Instructions for the task – Below is a block of entries, which should be copied verbatim apart from the pictures.

Source records –
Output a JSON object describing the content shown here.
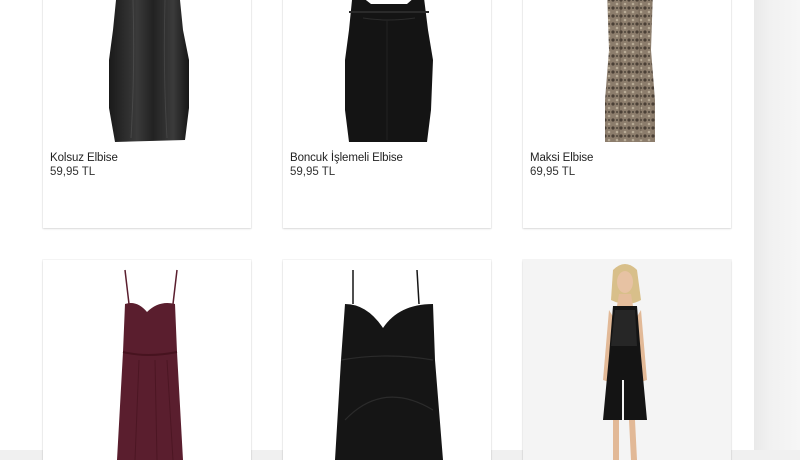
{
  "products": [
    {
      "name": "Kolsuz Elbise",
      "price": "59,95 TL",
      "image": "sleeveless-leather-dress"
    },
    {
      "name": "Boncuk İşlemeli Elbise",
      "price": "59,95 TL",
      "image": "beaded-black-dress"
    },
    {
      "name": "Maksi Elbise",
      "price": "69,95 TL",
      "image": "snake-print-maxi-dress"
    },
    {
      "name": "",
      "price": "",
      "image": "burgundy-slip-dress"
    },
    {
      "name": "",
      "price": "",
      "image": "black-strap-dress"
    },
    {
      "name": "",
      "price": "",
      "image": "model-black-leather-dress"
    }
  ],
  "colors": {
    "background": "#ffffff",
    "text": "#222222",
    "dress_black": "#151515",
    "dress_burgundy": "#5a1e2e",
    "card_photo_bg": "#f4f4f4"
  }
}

Task result –
Output a JSON object describing the content shown here.
{
  "products": [
    {
      "name": "Kolsuz Elbise",
      "price": "59,95 TL",
      "image": "sleeveless-leather-dress"
    },
    {
      "name": "Boncuk İşlemeli Elbise",
      "price": "59,95 TL",
      "image": "beaded-black-dress"
    },
    {
      "name": "Maksi Elbise",
      "price": "69,95 TL",
      "image": "snake-print-maxi-dress"
    },
    {
      "name": "",
      "price": "",
      "image": "burgundy-slip-dress"
    },
    {
      "name": "",
      "price": "",
      "image": "black-strap-dress"
    },
    {
      "name": "",
      "price": "",
      "image": "model-black-leather-dress"
    }
  ],
  "colors": {
    "background": "#ffffff",
    "text": "#222222",
    "dress_black": "#151515",
    "dress_burgundy": "#5a1e2e",
    "card_photo_bg": "#f4f4f4"
  }
}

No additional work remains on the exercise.